The currently available RNG system ensures fault-tolerance and provides nonrepudiation, proof of the origin and integrity of the generated random numbers. The process of generation in its initial step verifies if the RNG hardware generates a correct RNG seed and proceeds with a draw only if there is no device error, otherwise it switches to a second device. The verified digital signature, which functions as a RNG seed for random number generation, is saved as a Draw Signature. This Draw Signature allows for recreating every draw, and it serves as proof of draw integrity. The Draw Signature cannot be altered or manipulated and it provides information to identify any malfunction of the hardware, software, configuration errors, or fraud. The result: the draw generation process is transparent and there is independent verification of the numbers drawn on an independent system by internal auditing departments or outside entities. The verification can take place at the very time of the draw, just after the draw, or at any other later time following the draw. If there is any problem with the RNG generation process, this problem can always be detected. The Draw Signature existing in the form of a digital signature can also serve as legal protection.

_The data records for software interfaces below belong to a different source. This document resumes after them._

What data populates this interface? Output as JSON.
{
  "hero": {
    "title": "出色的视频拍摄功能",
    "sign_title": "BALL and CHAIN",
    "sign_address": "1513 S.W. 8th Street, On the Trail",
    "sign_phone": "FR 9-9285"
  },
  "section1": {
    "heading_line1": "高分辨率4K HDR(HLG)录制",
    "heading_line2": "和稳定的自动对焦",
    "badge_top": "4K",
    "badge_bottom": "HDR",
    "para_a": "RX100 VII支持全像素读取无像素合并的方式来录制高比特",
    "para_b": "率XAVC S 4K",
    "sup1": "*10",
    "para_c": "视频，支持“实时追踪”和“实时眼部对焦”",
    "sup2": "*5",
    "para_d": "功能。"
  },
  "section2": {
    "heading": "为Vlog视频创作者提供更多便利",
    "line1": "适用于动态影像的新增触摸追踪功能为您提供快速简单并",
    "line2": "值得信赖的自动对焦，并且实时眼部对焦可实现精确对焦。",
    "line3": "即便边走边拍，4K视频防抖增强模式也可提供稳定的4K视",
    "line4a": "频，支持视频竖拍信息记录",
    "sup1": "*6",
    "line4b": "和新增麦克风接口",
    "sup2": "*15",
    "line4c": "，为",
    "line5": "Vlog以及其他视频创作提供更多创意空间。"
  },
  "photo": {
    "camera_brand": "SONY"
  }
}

In the recent Arizona draw machine malfunction, the same numbers were generated for consecutive draws. If the described RNG technology were used, the problem would have been detected before the first incorrect draw took place. This would have allowed the lottery to switch to another ADM, avoid an incorrect draw, and address the problem immediately instead of unknowingly continuing to use a faulty machine. The lottery would also have the draw signature – the irrefutable proof of integrity that would protect it against any liability cases. As it was, without draw transparency, it required multiple failures for the problem to be noticed. This, in turn, casts needless doubt on the integrity of the lottery and the industry as a whole.

The nonrepudiation of RNGs and draw transparency have not been made a requirement for RNGs/ADMs. Any lack of transparency in any part of the draw opens the industry to vulnerabilities that could easily be avoided. Regulators and lottery executives are in a position to protect consumers and build trust by demanding verifiable proof of draw outcomes, required for transparency in the draw process.